What the task asks:
Every line of the listing that contains the word "true" is to be copied out.

Input for this task:
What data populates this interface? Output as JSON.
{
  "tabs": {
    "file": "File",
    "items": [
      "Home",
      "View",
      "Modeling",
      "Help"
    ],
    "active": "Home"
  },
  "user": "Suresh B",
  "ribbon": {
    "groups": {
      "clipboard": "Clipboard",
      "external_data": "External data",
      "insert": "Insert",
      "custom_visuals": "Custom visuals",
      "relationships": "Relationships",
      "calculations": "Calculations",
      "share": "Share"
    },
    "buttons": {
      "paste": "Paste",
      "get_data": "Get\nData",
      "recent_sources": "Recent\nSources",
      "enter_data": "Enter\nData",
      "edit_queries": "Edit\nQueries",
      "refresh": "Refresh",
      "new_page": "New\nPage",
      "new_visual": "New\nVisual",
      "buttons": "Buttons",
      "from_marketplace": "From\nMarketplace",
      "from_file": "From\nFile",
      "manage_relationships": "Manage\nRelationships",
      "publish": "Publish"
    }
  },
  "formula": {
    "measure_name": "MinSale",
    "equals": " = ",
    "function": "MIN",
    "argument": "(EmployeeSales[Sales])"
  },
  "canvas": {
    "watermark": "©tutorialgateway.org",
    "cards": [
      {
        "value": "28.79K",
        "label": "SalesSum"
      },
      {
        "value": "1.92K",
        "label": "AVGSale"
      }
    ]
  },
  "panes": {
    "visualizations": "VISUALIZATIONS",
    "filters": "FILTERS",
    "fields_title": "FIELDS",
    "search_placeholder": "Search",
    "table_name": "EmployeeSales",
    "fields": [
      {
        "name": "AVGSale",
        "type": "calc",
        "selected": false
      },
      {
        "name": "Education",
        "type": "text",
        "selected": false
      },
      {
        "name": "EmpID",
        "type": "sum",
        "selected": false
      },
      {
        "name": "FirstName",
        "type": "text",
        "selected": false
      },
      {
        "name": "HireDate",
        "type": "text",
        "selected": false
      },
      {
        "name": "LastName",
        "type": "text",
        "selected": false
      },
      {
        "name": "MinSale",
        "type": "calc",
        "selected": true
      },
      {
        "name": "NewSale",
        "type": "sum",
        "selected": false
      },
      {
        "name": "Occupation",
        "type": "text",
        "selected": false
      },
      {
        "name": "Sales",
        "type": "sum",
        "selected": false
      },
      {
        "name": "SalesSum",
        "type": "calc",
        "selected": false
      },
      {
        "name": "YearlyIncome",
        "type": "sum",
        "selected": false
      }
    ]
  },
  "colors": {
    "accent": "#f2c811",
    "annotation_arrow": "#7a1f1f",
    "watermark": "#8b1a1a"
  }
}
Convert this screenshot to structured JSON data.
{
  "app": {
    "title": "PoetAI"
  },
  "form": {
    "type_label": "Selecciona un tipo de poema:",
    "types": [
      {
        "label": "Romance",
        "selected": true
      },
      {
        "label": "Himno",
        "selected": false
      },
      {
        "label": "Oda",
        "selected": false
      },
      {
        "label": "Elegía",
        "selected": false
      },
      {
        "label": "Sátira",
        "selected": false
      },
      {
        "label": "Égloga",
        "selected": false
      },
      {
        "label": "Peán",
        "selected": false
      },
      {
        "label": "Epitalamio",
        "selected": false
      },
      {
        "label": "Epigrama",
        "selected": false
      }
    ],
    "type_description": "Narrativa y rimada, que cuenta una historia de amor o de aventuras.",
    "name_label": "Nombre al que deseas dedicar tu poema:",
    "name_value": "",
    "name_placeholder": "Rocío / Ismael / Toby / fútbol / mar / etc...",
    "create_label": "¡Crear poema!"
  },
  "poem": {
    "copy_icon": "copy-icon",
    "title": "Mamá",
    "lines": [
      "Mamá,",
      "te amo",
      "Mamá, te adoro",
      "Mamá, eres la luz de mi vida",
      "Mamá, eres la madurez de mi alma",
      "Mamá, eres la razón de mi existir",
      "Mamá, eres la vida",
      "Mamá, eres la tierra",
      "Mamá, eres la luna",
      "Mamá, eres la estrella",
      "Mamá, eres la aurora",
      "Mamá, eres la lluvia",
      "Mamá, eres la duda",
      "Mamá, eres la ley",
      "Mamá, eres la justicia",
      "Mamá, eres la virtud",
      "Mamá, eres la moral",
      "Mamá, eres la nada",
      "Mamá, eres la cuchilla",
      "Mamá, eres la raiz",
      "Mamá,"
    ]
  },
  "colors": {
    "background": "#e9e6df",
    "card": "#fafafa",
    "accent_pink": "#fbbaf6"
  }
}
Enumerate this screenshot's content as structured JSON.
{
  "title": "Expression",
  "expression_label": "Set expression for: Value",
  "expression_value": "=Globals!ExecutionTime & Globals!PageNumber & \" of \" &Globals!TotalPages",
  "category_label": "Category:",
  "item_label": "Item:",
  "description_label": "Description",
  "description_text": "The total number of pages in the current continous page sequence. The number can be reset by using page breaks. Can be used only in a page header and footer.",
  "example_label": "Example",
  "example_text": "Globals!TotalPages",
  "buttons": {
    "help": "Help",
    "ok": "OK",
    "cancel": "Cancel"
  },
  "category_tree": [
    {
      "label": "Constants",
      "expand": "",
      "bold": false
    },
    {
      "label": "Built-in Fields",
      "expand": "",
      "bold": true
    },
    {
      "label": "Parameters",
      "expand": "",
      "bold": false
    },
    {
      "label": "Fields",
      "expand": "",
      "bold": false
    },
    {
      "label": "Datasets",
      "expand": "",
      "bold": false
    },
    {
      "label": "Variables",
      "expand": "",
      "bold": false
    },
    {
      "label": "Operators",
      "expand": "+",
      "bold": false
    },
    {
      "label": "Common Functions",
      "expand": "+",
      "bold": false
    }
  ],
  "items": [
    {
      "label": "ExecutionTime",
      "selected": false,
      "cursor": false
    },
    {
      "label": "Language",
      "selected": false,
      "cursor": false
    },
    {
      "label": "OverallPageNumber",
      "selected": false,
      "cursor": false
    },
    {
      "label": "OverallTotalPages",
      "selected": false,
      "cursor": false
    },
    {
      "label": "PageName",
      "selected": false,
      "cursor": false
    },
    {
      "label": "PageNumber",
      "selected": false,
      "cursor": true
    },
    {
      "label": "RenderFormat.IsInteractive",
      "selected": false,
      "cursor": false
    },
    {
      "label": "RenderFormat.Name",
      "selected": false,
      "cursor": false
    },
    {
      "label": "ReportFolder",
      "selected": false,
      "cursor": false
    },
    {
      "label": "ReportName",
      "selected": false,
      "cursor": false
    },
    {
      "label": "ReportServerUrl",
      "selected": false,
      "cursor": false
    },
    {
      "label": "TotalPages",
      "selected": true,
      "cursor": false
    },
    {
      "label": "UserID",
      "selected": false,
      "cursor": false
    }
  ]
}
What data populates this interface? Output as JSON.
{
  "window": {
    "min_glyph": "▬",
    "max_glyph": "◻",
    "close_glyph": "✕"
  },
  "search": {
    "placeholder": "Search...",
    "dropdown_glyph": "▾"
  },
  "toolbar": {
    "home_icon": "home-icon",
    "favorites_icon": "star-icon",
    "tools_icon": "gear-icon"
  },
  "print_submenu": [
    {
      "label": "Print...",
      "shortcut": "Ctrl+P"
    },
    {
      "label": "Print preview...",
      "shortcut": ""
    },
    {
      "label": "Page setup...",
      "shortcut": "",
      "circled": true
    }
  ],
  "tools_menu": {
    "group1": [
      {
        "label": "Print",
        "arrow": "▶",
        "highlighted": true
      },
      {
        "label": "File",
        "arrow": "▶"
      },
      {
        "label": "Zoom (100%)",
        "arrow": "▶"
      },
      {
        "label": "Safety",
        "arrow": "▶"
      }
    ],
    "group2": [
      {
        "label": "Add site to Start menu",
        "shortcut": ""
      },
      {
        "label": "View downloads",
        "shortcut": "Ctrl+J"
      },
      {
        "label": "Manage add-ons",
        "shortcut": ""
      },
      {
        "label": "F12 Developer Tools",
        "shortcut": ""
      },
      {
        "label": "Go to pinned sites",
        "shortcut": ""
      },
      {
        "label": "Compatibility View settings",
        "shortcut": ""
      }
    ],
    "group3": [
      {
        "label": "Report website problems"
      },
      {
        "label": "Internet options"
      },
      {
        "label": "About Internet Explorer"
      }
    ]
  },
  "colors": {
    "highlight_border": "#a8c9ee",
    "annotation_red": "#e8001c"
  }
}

Response:
        "selected": true
        "selected": true
      "bold": true
      "cursor": true
      "selected": true,
      "circled": true
        "highlighted": true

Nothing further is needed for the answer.